[Data entries]
-----

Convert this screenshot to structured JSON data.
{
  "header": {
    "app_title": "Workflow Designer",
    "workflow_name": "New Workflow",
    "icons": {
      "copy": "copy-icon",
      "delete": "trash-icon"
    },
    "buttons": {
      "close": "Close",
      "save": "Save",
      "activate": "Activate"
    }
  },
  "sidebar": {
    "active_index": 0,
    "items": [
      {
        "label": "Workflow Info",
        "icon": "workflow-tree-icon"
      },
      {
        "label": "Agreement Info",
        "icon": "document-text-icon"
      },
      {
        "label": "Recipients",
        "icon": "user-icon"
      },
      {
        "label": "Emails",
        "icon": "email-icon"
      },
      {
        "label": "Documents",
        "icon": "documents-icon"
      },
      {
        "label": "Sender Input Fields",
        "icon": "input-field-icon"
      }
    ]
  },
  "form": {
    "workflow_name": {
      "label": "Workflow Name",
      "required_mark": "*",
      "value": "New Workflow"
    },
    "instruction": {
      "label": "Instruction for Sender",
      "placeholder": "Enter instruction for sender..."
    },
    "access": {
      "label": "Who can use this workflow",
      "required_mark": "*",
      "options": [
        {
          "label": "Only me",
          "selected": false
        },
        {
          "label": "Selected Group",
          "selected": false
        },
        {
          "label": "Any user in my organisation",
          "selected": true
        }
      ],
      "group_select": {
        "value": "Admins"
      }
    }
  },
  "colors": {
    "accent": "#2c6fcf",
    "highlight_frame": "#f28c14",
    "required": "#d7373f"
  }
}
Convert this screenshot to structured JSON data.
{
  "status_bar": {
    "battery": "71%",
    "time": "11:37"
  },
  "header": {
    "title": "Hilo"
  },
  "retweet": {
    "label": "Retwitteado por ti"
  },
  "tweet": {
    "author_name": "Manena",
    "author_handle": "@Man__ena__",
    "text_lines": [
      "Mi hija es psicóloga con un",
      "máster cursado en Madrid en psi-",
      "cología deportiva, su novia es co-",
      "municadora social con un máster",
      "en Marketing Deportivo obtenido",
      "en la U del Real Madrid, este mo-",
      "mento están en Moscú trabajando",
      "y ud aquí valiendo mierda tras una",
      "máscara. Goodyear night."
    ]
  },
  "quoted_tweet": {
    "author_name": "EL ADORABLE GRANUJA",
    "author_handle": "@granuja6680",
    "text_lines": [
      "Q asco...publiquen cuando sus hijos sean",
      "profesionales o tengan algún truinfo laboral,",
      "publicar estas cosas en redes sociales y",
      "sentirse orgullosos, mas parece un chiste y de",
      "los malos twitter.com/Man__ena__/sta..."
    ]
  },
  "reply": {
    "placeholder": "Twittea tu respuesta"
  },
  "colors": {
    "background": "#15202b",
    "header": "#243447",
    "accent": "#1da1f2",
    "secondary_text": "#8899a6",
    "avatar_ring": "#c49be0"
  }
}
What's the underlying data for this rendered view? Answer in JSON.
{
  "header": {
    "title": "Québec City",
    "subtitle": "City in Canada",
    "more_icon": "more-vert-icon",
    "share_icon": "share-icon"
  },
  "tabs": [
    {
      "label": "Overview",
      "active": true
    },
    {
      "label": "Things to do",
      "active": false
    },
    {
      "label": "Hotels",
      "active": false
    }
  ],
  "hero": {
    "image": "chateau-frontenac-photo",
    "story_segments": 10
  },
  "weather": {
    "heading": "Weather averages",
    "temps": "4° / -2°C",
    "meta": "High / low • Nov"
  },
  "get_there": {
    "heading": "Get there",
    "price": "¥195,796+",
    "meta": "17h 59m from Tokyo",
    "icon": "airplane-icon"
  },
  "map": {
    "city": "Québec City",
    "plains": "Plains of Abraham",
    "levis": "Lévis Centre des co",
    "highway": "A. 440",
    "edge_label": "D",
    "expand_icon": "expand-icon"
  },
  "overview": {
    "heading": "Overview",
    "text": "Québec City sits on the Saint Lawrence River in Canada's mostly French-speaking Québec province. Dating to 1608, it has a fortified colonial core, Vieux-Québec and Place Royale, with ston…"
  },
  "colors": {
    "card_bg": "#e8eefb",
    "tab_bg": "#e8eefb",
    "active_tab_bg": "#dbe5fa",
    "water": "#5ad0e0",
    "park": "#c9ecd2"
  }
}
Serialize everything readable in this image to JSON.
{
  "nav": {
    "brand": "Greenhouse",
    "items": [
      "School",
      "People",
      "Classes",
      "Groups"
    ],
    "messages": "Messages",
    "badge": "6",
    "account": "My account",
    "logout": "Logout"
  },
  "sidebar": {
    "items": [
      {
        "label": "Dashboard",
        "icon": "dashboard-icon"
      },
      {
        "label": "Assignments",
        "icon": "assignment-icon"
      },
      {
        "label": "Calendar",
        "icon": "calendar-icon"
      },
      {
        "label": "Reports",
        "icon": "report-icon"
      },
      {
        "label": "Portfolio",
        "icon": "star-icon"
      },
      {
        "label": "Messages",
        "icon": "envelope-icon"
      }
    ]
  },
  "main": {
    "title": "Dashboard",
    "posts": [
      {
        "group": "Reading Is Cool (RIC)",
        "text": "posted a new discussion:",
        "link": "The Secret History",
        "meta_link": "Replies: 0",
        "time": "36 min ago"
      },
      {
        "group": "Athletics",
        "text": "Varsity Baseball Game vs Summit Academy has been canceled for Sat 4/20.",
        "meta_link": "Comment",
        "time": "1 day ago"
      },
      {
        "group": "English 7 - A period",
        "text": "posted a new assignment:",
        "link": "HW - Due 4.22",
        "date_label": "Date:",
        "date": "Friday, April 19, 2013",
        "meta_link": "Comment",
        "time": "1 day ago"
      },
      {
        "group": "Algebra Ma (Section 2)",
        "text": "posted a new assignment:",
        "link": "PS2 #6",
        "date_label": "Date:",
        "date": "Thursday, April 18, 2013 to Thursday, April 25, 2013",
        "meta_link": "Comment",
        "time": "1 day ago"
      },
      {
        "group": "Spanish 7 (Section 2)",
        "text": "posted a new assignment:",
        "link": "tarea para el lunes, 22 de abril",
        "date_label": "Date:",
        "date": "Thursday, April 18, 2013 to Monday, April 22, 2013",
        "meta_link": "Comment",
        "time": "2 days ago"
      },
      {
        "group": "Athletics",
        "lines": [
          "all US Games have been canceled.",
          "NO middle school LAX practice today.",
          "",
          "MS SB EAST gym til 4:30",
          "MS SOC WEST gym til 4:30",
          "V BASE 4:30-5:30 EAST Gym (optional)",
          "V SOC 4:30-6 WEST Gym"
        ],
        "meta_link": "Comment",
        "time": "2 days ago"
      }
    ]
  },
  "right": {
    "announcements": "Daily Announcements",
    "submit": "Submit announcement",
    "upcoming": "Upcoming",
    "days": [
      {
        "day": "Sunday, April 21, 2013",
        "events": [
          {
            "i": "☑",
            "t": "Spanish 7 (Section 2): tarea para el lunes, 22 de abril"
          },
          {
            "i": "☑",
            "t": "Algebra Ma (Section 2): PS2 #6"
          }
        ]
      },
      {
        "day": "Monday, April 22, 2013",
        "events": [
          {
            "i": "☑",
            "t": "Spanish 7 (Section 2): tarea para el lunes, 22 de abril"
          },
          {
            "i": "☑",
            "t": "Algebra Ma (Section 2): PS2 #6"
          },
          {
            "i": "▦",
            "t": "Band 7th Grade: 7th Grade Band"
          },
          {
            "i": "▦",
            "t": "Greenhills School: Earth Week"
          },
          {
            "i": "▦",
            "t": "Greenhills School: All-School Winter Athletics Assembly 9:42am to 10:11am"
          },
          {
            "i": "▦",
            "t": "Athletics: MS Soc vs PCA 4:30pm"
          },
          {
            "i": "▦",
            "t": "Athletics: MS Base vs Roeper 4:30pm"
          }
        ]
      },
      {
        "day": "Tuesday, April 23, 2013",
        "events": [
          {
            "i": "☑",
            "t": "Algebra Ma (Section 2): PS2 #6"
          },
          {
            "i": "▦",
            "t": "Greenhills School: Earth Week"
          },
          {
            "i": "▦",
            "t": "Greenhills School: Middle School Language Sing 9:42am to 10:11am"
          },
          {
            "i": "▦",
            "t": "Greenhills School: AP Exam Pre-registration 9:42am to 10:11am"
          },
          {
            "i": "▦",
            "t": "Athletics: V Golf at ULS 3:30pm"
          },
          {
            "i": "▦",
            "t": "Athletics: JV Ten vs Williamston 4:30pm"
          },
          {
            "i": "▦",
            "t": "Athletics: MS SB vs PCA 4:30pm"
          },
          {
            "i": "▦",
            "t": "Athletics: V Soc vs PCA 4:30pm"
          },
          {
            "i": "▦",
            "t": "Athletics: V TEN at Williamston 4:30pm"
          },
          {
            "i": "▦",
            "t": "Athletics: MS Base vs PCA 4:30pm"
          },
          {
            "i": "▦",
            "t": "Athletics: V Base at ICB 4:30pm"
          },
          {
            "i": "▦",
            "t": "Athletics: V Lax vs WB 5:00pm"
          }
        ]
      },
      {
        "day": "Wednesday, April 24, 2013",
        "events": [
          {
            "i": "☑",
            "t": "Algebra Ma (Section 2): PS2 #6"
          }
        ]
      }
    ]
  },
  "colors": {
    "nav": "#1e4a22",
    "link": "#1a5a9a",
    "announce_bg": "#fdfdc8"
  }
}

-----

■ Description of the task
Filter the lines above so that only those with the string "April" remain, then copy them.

■ Exercise result
        "date": "Friday, April 19, 2013",
        "date": "Thursday, April 18, 2013 to Thursday, April 25, 2013",
        "date": "Thursday, April 18, 2013 to Monday, April 22, 2013",
        "day": "Sunday, April 21, 2013",
        "day": "Monday, April 22, 2013",
        "day": "Tuesday, April 23, 2013",
        "day": "Wednesday, April 24, 2013",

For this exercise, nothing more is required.